- 60. Angelakis E, Azhar EI, Bibi F, Yasir M, Al-Ghamdi AK, Ashshi AM, et al.(2014) Paper money and coins as potential vectors of transmissible disease. Future Microbiol 9: 249–261. pmid:24571076
- 61. Wamae CN (2009) Circulating money is "vector" of common disease causing agents. East Afr Med J 86: 149–150. pmid:20084996
- 62. Kuria JK, Wahome RG, Jobalamin M, Kariuki SM (2009) Profile of bacteria and fungi on money coins. East Afr Med J 86: 151–155. pmid:20084997
- 63. Tu Q, He Z, Zhou J (2014) Strain/species identification in metagenomes using genome-specific markers. Nucleic Acids Res 42: e67. pmid:24523352

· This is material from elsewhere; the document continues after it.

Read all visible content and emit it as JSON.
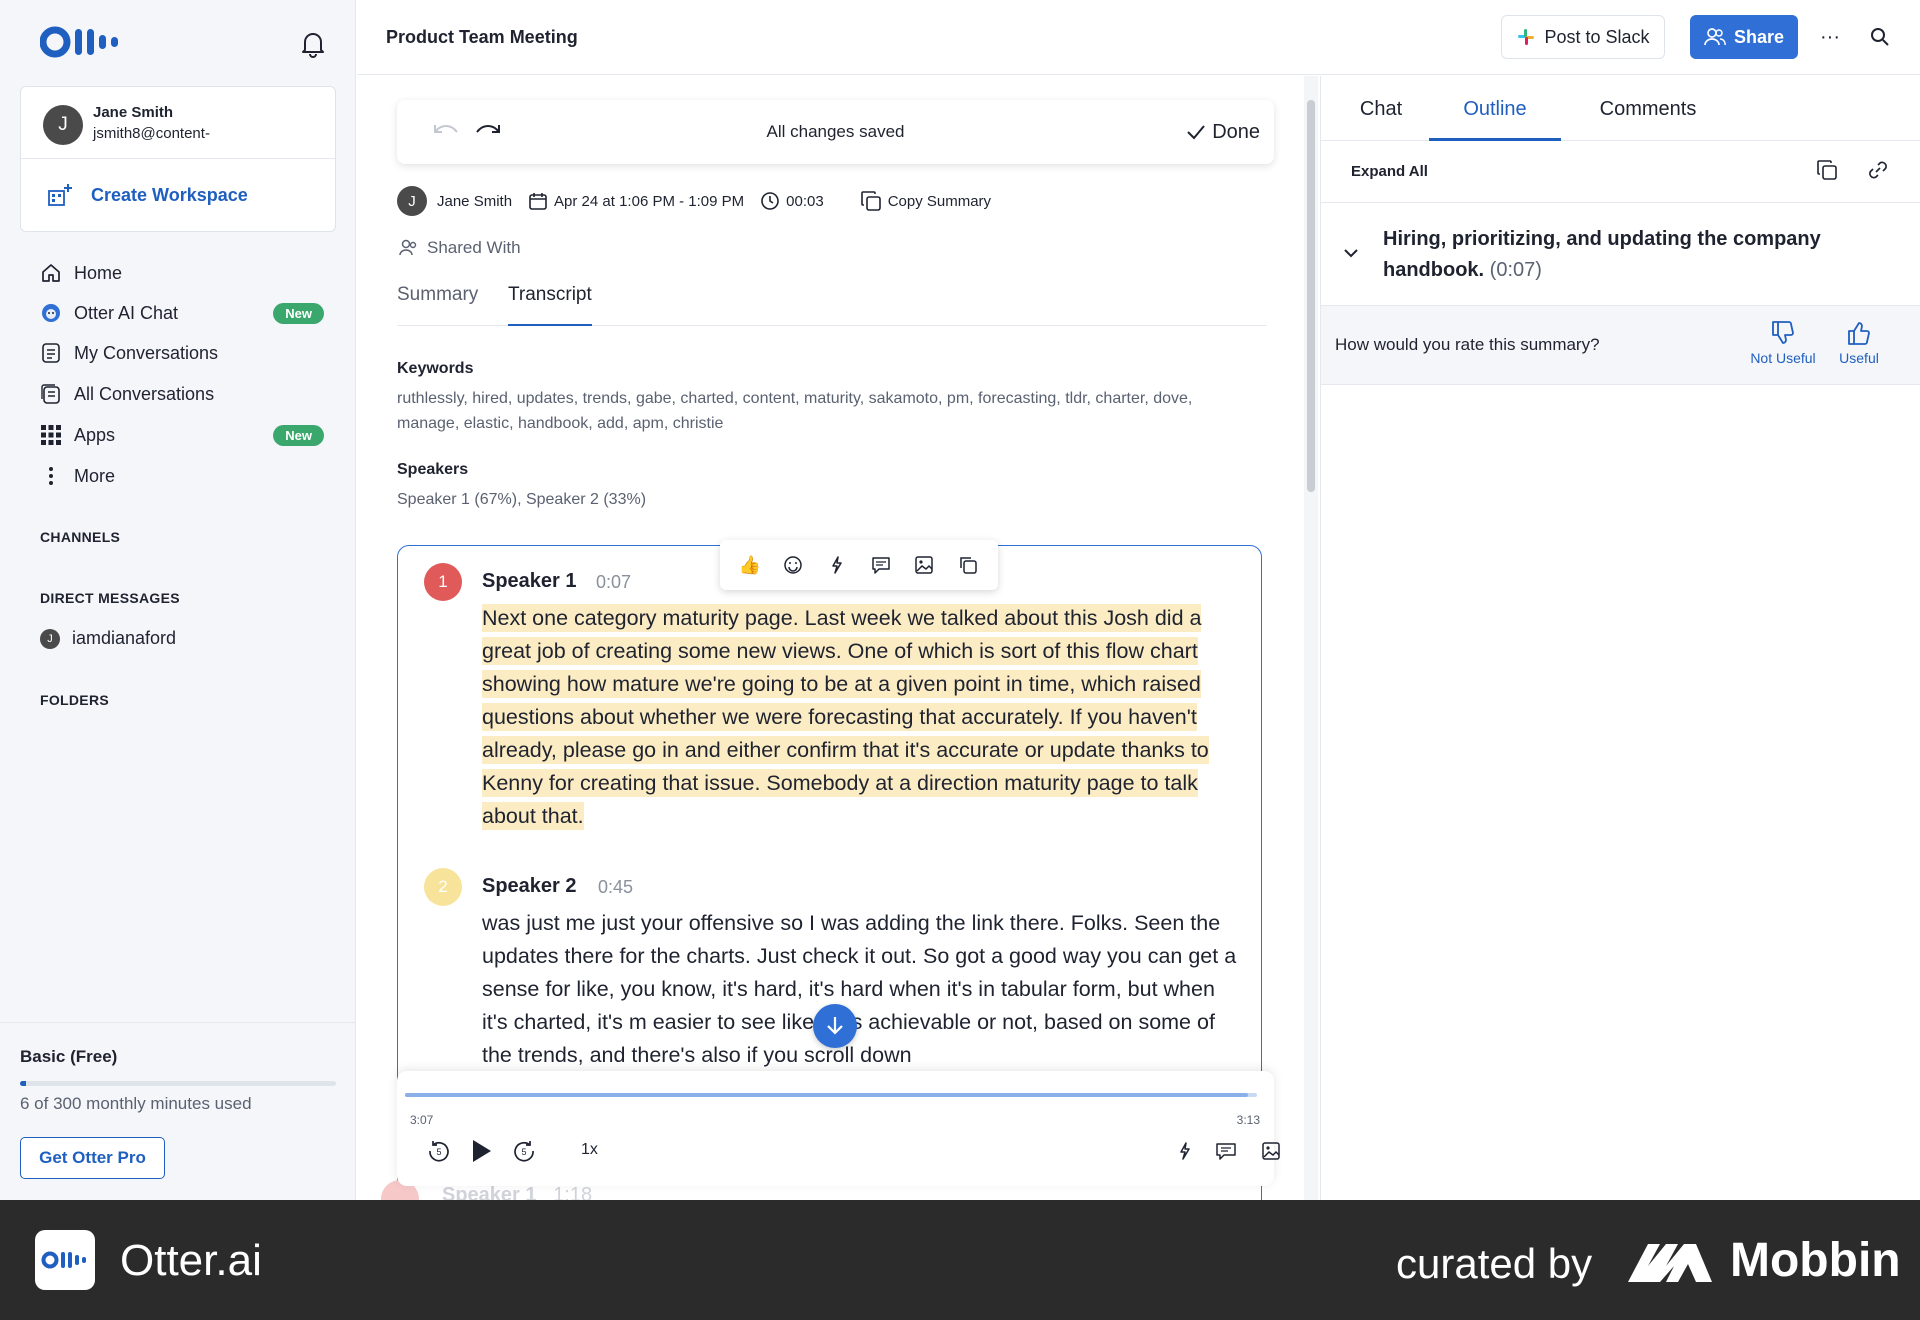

- 64. Bragg L, Tyson GW (2014) Metagenomics using next-generation sequencing. Methods Mol Biol 1096:183–201. 183–201. pmid:24515370
- 65. Wanule D, Jalander V, Gachande BD, Sirsikar AN (2011) Currency notes and coins as a possible source of transmitting fungal pathogens of man and plants. J Environ Sci Eng 53: 515–518. pmid:23505834
- 66. De FC, Ramazzotti M, Fontana P, Cavalieri D (2012) Bioinformatic approaches for functional annotation and pathway inference in metagenomics data. Brief Bioinform 13: 696–710. pmid:23175748